During his quarter-century in charge of the Gewandhausorchester in Leipzig, the late Kurt Masur nobly held out a musical hand of friendship and collaboration from the other side of the Iron Curtain.

Read more...

Two-Piano Marathon, Kings Place review - dazzling duos, deep waters

David Nice

You get a lot of notes for your money in a two-piano recital - especially when seven pianists share the honours for two and a half hours' worth of playing time. Well, they did call it a marathon, crowning the London Piano Festival so shiningly planned by Katya Apekisheva and Charles Owen, and the baton passed seamlessly from two pairs of hands to the next.

Read more...

BBC Philharmonic, Wellber, Bridgewater Hall, Manchester review - new conductor’s debut

Robert Beale

Two days after announcing his appointment as their next chief conductor (he takes the reins officially next summer, in time for the Proms), by remarkable good fortune the Manchester-based BBC Philharmonic was able to present Omer Meir Wellber as the conductor of their second Bridgewater Hall series concert.

Read more...

Anderson & Roe, RLPO, Tali, Philharmonic Hall, Liverpool review - measured fire

Glyn Môn Hughes

There must be something of a beauty parade going on in Liverpool now that Vasily Petrenko has called time on his tenure at Philharmonic Hall.  After all, someone will need to step into his shoes from 2021 after he departs for the Royal Philharmonic Orchestra. It was refreshing, therefore, to welcome Anu Tali to conduct the Royal Liverpool Philharmonic, making her debut with the orchestra.

Read more...

Bach: The Well-Tempered Clavier - Book 2, Hewitt, Wigmore Hall review – high drama in 24 short acts

Boyd Tonkin

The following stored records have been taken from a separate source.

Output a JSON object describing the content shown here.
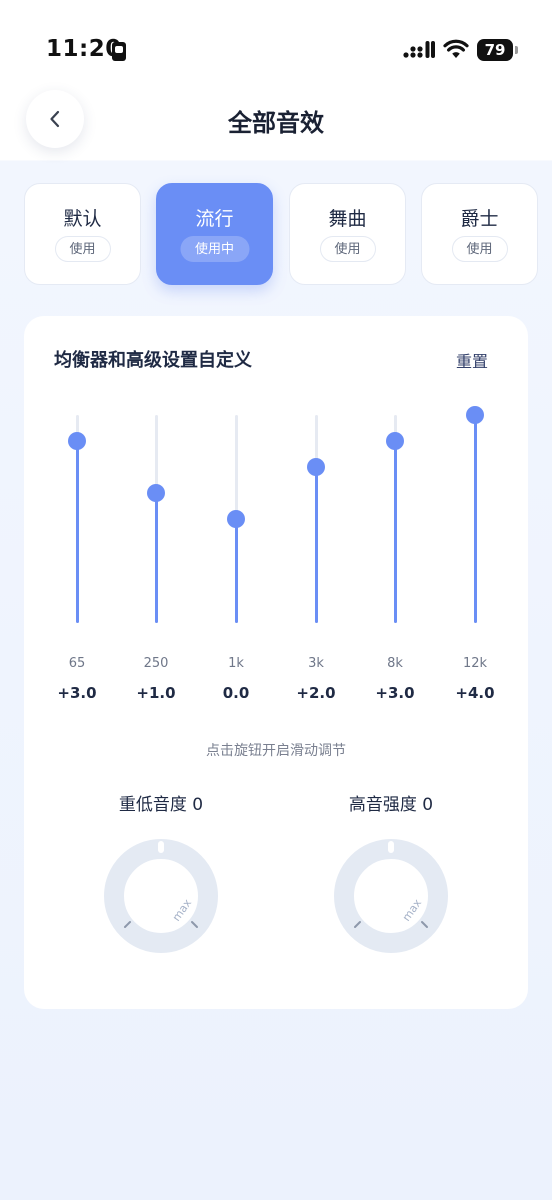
{
  "status_bar": {
    "time": "11:20",
    "battery": "79"
  },
  "header": {
    "title": "全部音效"
  },
  "presets": [
    {
      "name": "默认",
      "status": "使用",
      "active": false
    },
    {
      "name": "流行",
      "status": "使用中",
      "active": true
    },
    {
      "name": "舞曲",
      "status": "使用",
      "active": false
    },
    {
      "name": "爵士",
      "status": "使用",
      "active": false
    }
  ],
  "equalizer": {
    "title": "均衡器和高级设置自定义",
    "reset_label": "重置",
    "bands": [
      {
        "freq": "65",
        "gain": "+3.0",
        "level": 0.875
      },
      {
        "freq": "250",
        "gain": "+1.0",
        "level": 0.625
      },
      {
        "freq": "1k",
        "gain": "0.0",
        "level": 0.5
      },
      {
        "freq": "3k",
        "gain": "+2.0",
        "level": 0.75
      },
      {
        "freq": "8k",
        "gain": "+3.0",
        "level": 0.875
      },
      {
        "freq": "12k",
        "gain": "+4.0",
        "level": 1.0
      }
    ]
  },
  "knobs": {
    "hint": "点击旋钮开启滑动调节",
    "bass_label": "重低音度 0",
    "treble_label": "高音强度 0",
    "max_label": "max"
  },
  "colors": {
    "accent": "#6a8ef5",
    "track": "#e6eaf2",
    "knob_ring": "#e4eaf3"
  }
}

Bach specialists like to explain that the second book of preludes and fugues in The Well-Tempered Clavier, composed around 1740 and thus almost two decades after the first, draws on more of the fancy and daring “modern” music of its time than its more traditional predecessor. Yes, but there’s modern and there’s modern.

Read more...

Pages

Subscribe to theartsdesk.com

Thank you for continuing to read our work on theartsdesk.com. For unlimited access to every article in its entirety, including our archive of more than 10,000 pieces, we're asking for £3.95 per month or £30 per year. We feel it's a very good deal, and hope you do too.

To take an annual subscription now simply click here.

And if you're looking for that extra gift for a friend or family member, why not treat them to a theartsdesk.com gift subscription?

latest in today

'I'll show the lot of you!' Richard E Grant...

Richard E Grant has captivated the internet. The actor greeted...

Director Alexandria Bombach: 'I feel like a completely...

Nadia Murad caught the world’s attention when she spoke at the United Nations Security Council. She spoke of living under...

CD: Backstreet Boys - DNA

You’ve got to hand it to Backstreet Boys. Who would have thought that 23 years after their first, self-titled album, the finger-clicking fivesome...

Imagine... James Graham, BBC One review - deft analysis of a...

How does an unassuming 36-year-old with a terrifyingly sensible haircut and a mildly flamboyant taste in jumpers become the political...

Violet, Charing Cross Theatre review - Jeanine Tesori's...

Following Caroline, or Change and Fun Home, the UK is blessed with another work from...

Endellion Quartet, Wigmore Hall review - four decades of exc...

The Endellion Quartet first rehearsed on 20 January 1979, deep in the throes of Britain’s so-called “Winter of Discontent”. That longevity – with...

DVD/Blu-ray: Alpha

Keda’s already in trouble for not living up to his father’s expectations. And then there’s an unfortunate clash with an angry bison which sends...

Nolan: Australia's Maverick Artist, BBC Four review – a...

Reckless, unstoppable, one step ahead of everyone else, a hell of a lot of fun, utterly charming, street smart – descriptions of the artist Sidney...

Van Woerkum, BBCPO, Gernon, Bridgewater Hall, Manchester rev...

In contrast to a classic film soundtrack played live with the film, the idea in "symphonic cinema" is that the music, and its interpretation, come...

Daniel Sloss, Leicester Square Theatre review - toxic mascul...

Daniel Sloss's latest show is called X, to denote his 10th show. The Scottish comic started in comedy as a teenager in 2009 when a lot of...